I was recently in San Diego for my "normal life" job, and the office I was in has a view of both San Diego Brown Field and of the Tijuana International Airport. So I'm not sure how much work I actually accomplished. But I DID go to Brown Field more than once after the work day was over, and the situation I described above was EXACTLY the scenario. I walked in to a completely silent terminal building (other than the jukebox in the airport bar at the end of the hall), and there was no indication of where to go if I wanted to talk to an instructor; no signs, no flyers, no balloons, not even little airplane stickies on the floor to mark my path to the person or place where I can ask about learning to fly. Aviation (especially flight training) needs a good shot of customer service and marketing.

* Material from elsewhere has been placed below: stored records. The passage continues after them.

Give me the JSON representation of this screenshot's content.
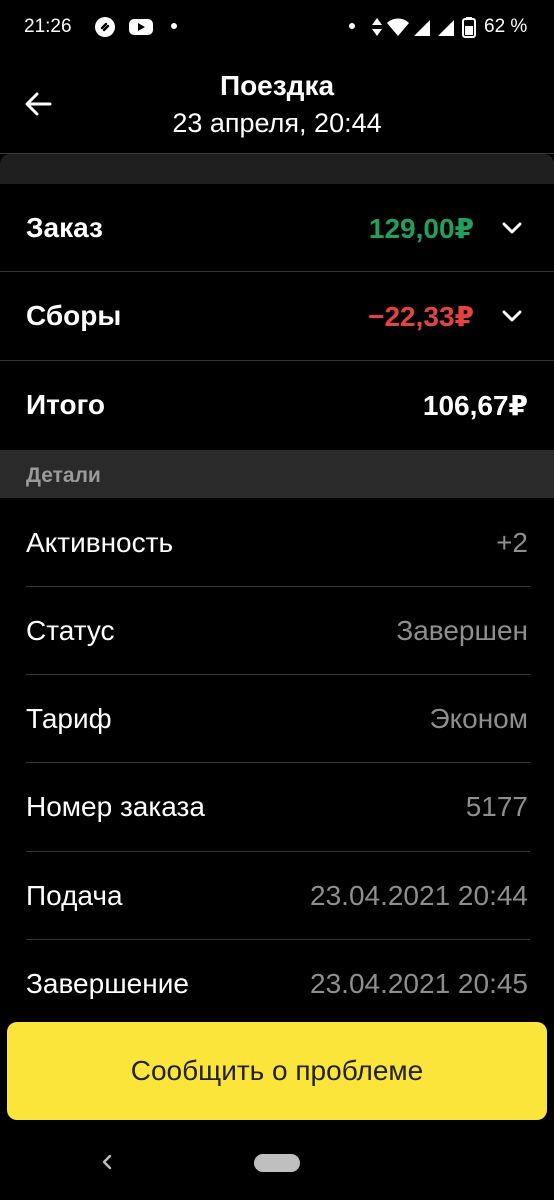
{
  "status_bar": {
    "time": "21:26",
    "battery": "62 %"
  },
  "header": {
    "title": "Поездка",
    "subtitle": "23 апреля, 20:44"
  },
  "money": {
    "order_label": "Заказ",
    "order_value": "129,00₽",
    "fees_label": "Сборы",
    "fees_value": "−22,33₽",
    "total_label": "Итого",
    "total_value": "106,67₽"
  },
  "details": {
    "section_title": "Детали",
    "rows": [
      {
        "label": "Активность",
        "value": "+2"
      },
      {
        "label": "Статус",
        "value": "Завершен"
      },
      {
        "label": "Тариф",
        "value": "Эконом"
      },
      {
        "label": "Номер заказа",
        "value": "5177"
      },
      {
        "label": "Подача",
        "value": "23.04.2021 20:44"
      },
      {
        "label": "Завершение",
        "value": "23.04.2021 20:45"
      }
    ]
  },
  "actions": {
    "report_label": "Сообщить о проблеме"
  },
  "colors": {
    "positive": "#22a05a",
    "negative": "#e54242",
    "button": "#fce53a"
  }
}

Which leads me to my "King for a Day" declaration - newbies and strangers to aviation should be celebrated, not shunned. Maybe that's too harsh - there are great programs out there to get people interested, like EAA's Young Eagles program which introduces children to flight. As I write this, I am sitting at an airport in northern Alabama, looking at a local program called "Fantastic Flight" which is an elementary school program using kids' natural interest in flight and outer space. I have no idea if it is still active, but it sounds fantastic (as the name would suggest).
I know that AOPA and NBAA and EAA and all the other alphabet groups are hemming and hawing over the declining interest in learning to fly. And they are pushing flight clubs and experimental homebuilt aircraft and alternative fuels and efficiency and numerous other ideas to bring the cost of flying down, in the hopes that that alone will revitalize the industry (even our own Formation Bloggers Ron and Brent discuss the cost issue in this very series!). And certainly cost is a factor.

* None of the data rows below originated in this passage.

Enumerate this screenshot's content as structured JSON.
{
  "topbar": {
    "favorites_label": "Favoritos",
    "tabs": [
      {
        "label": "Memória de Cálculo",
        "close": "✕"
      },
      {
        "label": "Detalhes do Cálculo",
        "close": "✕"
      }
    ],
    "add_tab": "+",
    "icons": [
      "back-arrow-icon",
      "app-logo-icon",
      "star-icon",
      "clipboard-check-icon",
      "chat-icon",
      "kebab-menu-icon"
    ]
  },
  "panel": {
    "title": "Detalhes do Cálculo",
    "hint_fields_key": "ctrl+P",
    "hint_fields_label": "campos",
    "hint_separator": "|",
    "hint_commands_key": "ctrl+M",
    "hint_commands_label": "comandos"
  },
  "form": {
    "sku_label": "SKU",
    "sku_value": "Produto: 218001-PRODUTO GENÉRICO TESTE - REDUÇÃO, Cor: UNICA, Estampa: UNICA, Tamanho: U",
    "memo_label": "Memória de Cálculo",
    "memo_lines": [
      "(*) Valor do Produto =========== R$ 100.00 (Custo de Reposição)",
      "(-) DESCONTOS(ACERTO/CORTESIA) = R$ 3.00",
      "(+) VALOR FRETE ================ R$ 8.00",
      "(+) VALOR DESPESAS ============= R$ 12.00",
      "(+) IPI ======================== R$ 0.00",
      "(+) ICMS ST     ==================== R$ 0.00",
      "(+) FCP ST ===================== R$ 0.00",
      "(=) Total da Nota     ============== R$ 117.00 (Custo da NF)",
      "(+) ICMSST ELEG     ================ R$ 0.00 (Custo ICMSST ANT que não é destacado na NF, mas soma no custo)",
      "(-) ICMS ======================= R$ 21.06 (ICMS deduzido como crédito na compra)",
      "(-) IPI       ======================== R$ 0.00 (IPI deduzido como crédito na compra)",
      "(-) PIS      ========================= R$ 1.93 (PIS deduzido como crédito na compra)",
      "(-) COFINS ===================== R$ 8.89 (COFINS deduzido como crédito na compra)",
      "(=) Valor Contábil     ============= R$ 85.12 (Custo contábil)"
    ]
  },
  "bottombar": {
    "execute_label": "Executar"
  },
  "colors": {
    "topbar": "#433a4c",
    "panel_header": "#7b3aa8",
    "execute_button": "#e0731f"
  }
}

But people spend exorbitant amounts of money on things that they want - even if none of these items will ever pay them back a penny in any way. That boat won't make you money - it will cost you for the entire time you own it. That big screen TV won't, either... it will, in fact, cost you time you could be spending enjoying the world. At least your boat makes you happy - when you have time to use it after you have worked the extra hours to pay the bank and the registration and the dock fees and on and on and on.

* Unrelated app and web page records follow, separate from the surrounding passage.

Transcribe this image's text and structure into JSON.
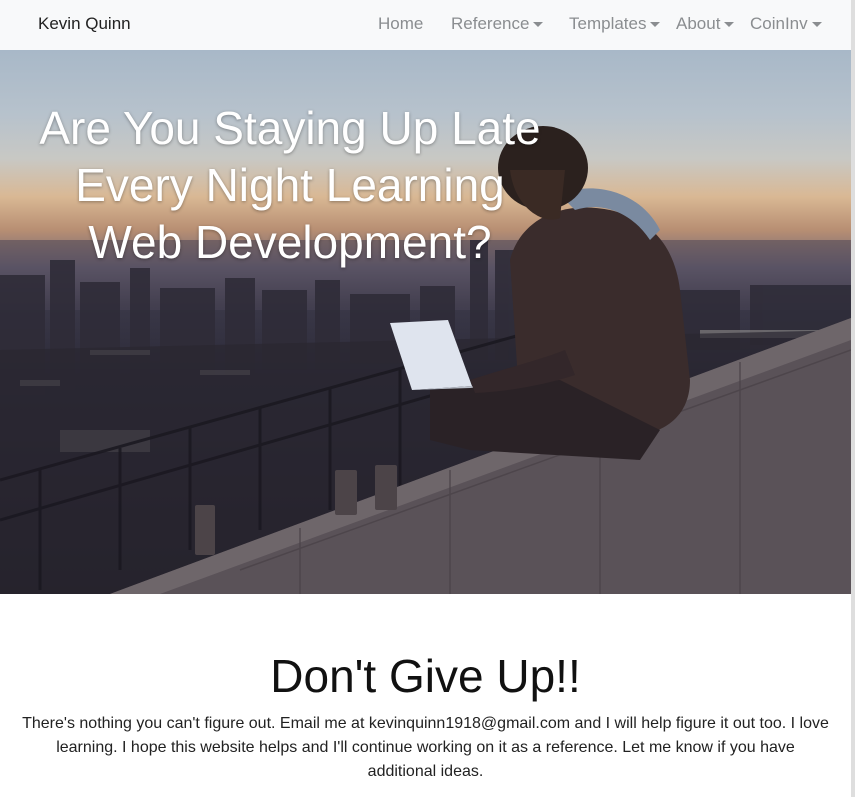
{
  "navbar": {
    "brand": "Kevin Quinn",
    "items": [
      {
        "label": "Home",
        "dropdown": false
      },
      {
        "label": "Reference",
        "dropdown": true
      },
      {
        "label": "Templates",
        "dropdown": true
      },
      {
        "label": "About",
        "dropdown": true
      },
      {
        "label": "CoinInv",
        "dropdown": true
      }
    ]
  },
  "hero": {
    "title_lines": [
      "Are You Staying Up Late",
      "Every Night Learning",
      "Web Development?"
    ],
    "image_description_icon": "person-laptop-city-dusk-image"
  },
  "main": {
    "heading": "Don't Give Up!!",
    "paragraph": "There's nothing you can't figure out. Email me at kevinquinn1918@gmail.com and I will help figure it out too. I love learning. I hope this website helps and I'll continue working on it as a reference. Let me know if you have additional ideas."
  },
  "colors": {
    "navbar_bg": "#f8f9fa",
    "nav_text": "#8a8d90",
    "brand_text": "#222222",
    "hero_text": "#ffffff"
  }
}
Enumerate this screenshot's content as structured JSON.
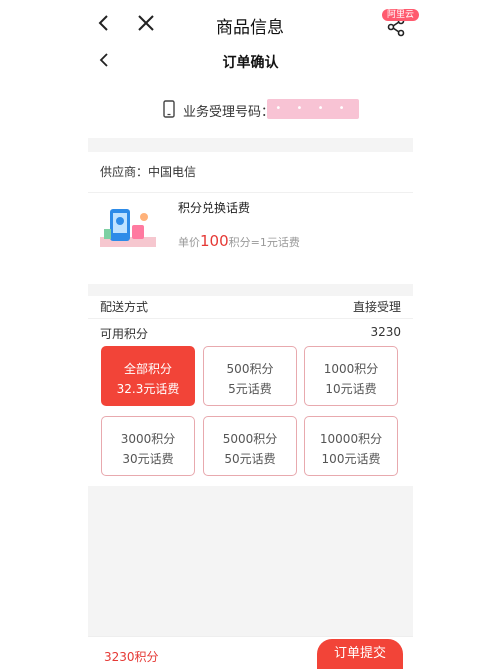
{
  "outer": {
    "title": "商品信息",
    "badge": "阿里云"
  },
  "inner": {
    "title": "订单确认"
  },
  "business": {
    "label": "业务受理号码：",
    "masked_value": "• • • • • •"
  },
  "supplier": {
    "label": "供应商：中国电信"
  },
  "product": {
    "name": "积分兑换话费",
    "price_prefix": "单价",
    "price_value": "100",
    "price_unit": "积分",
    "price_suffix": "=1元话费"
  },
  "delivery": {
    "label": "配送方式",
    "value": "直接受理"
  },
  "available": {
    "label": "可用积分",
    "value": "3230"
  },
  "options": [
    {
      "line1": "全部积分",
      "line2": "32.3元话费",
      "selected": true
    },
    {
      "line1": "500积分",
      "line2": "5元话费",
      "selected": false
    },
    {
      "line1": "1000积分",
      "line2": "10元话费",
      "selected": false
    },
    {
      "line1": "3000积分",
      "line2": "30元话费",
      "selected": false
    },
    {
      "line1": "5000积分",
      "line2": "50元话费",
      "selected": false
    },
    {
      "line1": "10000积分",
      "line2": "100元话费",
      "selected": false
    }
  ],
  "footer": {
    "points_total": "3230积分",
    "submit_label": "订单提交"
  },
  "colors": {
    "accent": "#f24438",
    "option_border": "#e8a9ae",
    "mask": "#f8c3d4"
  }
}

Becoming a pilot, on the other hand, will cost money, yes. But it will actually pay you back in so many ways. You will have done something that less than one-half of one percent (0.005) of the population of the world has ever done - become a pilot. So it pays you back in pride.
You can save more time than you ever thought possible... try going from Columbus, Ohio to Fort Payne, Alabama and back (including several hours of productive work on the ground in Alabama) in one day by car. Not gonna happen. If you value your time, aviation may have the best return on investment of any other business expense you could make.
You might even get paid back in money. Yes! Show me the Benjamins! Become a commercial pilot or flight instructor yourself and the money you spend on this journey will, indeed, come trickling back into your pocket (albeit slowly).
So let's get on it, aviation industry! As your King for the Day, I command you - get creative; get serious; and get customer service-y! Make it EASY for people to start learning to fly, and make it fun, and the entire aviation industry will reap the rewards!
Thanks for reading the Smart Flight Training blog – I am truly honored and humbled that you are spending YOUR TIME to read this blog. Please leave your comments telling us what you would decree if you were King of Aviation for the day! Tailwinds, and have a great week!
Andrew Hartley is a certificated flight instructor and commercial pilot in Columbus, Ohio.by